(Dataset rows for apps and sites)
□ □ □ □ □

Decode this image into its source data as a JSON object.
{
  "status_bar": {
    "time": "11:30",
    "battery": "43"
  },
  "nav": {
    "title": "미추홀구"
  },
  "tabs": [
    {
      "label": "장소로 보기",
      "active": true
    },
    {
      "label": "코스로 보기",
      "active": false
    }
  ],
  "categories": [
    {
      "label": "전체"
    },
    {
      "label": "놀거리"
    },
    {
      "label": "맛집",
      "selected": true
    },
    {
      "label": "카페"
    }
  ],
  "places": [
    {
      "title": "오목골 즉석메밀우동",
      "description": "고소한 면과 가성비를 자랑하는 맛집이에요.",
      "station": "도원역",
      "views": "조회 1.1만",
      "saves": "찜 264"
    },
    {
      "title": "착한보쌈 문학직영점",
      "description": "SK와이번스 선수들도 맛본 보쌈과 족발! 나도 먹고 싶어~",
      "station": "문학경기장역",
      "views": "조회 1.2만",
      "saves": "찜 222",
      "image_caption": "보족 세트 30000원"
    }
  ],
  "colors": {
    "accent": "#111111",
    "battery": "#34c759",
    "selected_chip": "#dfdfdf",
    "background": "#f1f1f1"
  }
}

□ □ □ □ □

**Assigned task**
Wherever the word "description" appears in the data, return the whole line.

**Exercise response**
      "description": "고소한 면과 가성비를 자랑하는 맛집이에요.",
      "description": "SK와이번스 선수들도 맛본 보쌈과 족발! 나도 먹고 싶어~",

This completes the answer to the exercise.